From 1995 until now—half of the time the Austin-Boston era, we have had five speakers who had a combined five years of prior experience running the House as either the majority whip or leader. How did we get here? Frankly, the Democratic leadership has stagnated and grown old. The Republicans seem to prefer whoever will apply the Hastert Rule, to the exclusion of working with Democrats, giving outsized influence to a fringe caucus.
And what have we had since 1995? Gridlock, government shutdowns, speakers held hostage by small minorities within their own caucus. The difference in productivity is stunning. From 1973-2015, nine of the ten most productive Congresses were led by Albert, O’Neill, Wright, and Foley. The lone post Austin-Boston speaker is Hastert at #10 from 1999-2001. The least productive Congresses during that time were the two led by Boehner—2011-2015.
Some would blame this dysfunction on the rise of the Tea Party and the Freedom Caucus. Still, talented speakers have overcome even greater challenges: Speaker McCormack passed maybe the most significant law of the 20th Century, the Civil Rights Act of 1964 with 91 members of his caucus dead set against the bill. Now, when a few dozen members of the Freedom Caucus opposes a bill, it becomes impossible to pass. Others may say the problem is gerrymandering—but that has been a problem since the founding generation; and since the Supreme Court keeps avoiding the issue, it is not going away soon.
What does this history lesson have to say about the next Congress? This year it has become fashionable to run for Congress as a Democrat while running against you Rep. Pelosi by name. Gil Cisneros, who has received $2 million from the Democratic Party to run for the House, said he won’t be voting for you because, “new leadership is needed.” Tim Ryan (D-OH) got 63 votes in the last leadership vote and Rep. Seth Moulton (D-MA) has been openly critical of the current leadership. Rep. Linda Sanchez (D-CA) has also announced her candidacy for leadership. Perhaps this is good politics, but a new set of leaders with no experience is not in the best interest of either the Democratic Party or the House as an institution. None of these insurgents know what they are in for. If the House is to work—especially while dealing with the mess that is the Trump Administration— it needs a steady and experienced leader in charge.

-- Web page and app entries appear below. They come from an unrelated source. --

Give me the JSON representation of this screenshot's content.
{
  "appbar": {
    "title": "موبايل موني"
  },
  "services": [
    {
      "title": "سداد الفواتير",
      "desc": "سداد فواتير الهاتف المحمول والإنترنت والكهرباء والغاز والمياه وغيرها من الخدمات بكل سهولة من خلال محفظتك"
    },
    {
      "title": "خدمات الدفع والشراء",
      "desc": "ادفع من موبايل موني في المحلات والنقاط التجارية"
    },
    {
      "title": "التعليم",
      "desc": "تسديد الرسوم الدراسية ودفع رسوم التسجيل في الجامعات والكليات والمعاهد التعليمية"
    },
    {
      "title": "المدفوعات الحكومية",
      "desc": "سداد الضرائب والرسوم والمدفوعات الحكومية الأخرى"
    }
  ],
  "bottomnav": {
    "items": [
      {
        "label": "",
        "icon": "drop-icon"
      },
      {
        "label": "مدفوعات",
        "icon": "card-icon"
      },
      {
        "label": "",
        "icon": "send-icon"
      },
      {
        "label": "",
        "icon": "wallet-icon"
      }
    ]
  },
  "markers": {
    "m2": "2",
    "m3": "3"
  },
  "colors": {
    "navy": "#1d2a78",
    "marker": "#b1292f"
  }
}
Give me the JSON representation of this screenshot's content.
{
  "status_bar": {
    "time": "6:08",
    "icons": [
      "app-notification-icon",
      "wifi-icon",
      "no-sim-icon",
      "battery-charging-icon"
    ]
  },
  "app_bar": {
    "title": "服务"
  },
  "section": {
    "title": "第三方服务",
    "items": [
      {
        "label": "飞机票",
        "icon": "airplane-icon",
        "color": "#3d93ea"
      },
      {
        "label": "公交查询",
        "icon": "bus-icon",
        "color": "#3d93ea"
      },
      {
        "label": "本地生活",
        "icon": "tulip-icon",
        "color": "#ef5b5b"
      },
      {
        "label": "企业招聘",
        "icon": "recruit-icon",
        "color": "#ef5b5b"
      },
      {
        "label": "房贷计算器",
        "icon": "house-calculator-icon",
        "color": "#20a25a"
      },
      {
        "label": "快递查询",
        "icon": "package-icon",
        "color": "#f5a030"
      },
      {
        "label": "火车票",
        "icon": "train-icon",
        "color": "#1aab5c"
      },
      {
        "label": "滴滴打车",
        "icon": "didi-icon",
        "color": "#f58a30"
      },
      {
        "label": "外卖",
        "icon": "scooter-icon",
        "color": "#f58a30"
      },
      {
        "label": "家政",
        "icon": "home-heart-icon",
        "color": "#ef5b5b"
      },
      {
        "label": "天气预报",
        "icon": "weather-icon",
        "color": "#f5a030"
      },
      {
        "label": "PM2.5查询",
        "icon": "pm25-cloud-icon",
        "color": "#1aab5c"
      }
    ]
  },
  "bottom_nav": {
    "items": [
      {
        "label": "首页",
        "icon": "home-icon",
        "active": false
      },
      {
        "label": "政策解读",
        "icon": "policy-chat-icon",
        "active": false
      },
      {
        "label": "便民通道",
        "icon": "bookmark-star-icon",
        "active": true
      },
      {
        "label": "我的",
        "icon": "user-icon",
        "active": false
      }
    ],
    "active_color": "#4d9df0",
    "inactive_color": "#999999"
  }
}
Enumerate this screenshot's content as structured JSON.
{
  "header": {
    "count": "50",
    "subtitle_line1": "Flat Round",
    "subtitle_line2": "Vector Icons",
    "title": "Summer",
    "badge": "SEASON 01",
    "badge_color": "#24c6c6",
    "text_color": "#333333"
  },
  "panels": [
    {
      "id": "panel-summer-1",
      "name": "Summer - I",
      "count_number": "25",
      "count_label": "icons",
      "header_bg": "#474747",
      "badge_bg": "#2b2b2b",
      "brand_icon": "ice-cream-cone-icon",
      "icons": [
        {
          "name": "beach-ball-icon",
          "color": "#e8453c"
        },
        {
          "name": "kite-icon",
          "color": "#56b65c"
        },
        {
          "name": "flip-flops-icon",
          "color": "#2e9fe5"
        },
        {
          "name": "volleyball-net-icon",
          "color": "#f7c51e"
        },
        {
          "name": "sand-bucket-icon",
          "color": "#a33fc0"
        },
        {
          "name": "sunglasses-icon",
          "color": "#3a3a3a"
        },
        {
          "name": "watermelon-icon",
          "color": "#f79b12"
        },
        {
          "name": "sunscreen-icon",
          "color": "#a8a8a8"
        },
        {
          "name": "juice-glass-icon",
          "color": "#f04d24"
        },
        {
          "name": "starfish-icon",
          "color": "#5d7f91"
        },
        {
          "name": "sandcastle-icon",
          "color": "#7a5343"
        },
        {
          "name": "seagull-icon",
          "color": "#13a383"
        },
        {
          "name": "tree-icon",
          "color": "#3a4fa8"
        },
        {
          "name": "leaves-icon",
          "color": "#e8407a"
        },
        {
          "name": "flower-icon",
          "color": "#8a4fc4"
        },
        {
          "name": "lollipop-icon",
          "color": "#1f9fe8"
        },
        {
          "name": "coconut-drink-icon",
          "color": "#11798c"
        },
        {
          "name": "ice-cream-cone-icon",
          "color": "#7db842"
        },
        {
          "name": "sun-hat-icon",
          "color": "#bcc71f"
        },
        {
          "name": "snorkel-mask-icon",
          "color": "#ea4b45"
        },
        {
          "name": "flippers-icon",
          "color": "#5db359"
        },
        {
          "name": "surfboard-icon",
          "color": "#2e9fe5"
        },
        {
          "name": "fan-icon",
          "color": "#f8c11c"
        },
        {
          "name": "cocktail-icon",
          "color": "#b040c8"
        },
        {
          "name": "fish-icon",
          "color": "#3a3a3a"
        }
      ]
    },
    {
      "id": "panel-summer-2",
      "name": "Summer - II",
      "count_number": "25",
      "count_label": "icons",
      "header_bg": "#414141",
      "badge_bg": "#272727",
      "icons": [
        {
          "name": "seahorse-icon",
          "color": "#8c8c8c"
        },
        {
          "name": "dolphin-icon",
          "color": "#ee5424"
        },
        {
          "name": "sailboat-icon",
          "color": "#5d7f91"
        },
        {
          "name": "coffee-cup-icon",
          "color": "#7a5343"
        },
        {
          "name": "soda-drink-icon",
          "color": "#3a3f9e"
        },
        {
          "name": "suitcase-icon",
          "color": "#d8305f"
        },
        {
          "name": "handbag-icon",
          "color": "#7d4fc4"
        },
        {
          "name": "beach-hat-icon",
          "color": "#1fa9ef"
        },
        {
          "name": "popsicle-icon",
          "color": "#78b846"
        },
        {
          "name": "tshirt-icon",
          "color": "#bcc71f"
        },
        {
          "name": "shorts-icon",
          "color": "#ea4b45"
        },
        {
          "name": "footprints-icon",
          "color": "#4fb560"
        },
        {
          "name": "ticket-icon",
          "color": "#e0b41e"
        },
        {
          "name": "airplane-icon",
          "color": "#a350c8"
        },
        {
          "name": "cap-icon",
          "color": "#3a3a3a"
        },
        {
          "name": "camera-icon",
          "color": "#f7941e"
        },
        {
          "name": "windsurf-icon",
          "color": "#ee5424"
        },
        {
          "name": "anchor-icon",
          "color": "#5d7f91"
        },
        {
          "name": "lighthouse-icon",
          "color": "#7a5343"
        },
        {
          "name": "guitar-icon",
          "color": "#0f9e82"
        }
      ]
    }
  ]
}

To your credit, you have remained supportive of breakaway Democrats, “I’m OK. Just win baby. I think many of them are saying we need…new leadership, yeah I don’t take offense at that.” That is the right point of view for a House leader— and the Democrats are lucky to have a leader with four years of experience as speaker.
Still, you must look to the future now. Who will lead the House Democrats next? Are you training the next generation of leaders? Will they be practical, unifying politicians in the mold of the Austin-Boston era? I hear you plan to put a younger member in charge of the Caucus–and that is not enough. In the next session, you must entrust a new generation with the majority leader and whip positions and there are some terrific options:
Rep. Jim McGovern (D-MA) has mastered one of the most important levers of House power as ranking member of the Rules Committee. Rep. Diana DeGette (D-CO) immerses herself in complicated issues like stem cell research and gun control, and is already a deputy whip. Rep. Terri Sewell (D-AL) is another deputy whip with experience on the Intelligence Committee. Rep. Jim Himes (D-CT) is chair of the moderate New Democrats Coalition, a position Joe Crowley held before joining leadership. Any two of the four would bring new blood to leadership and be a bridge to the younger members.
If the House is to work again, we need you to train a new generation of leaders. It is time to bring back the leadership apprenticeships that worked so well during the productive Austin-Boston Connection.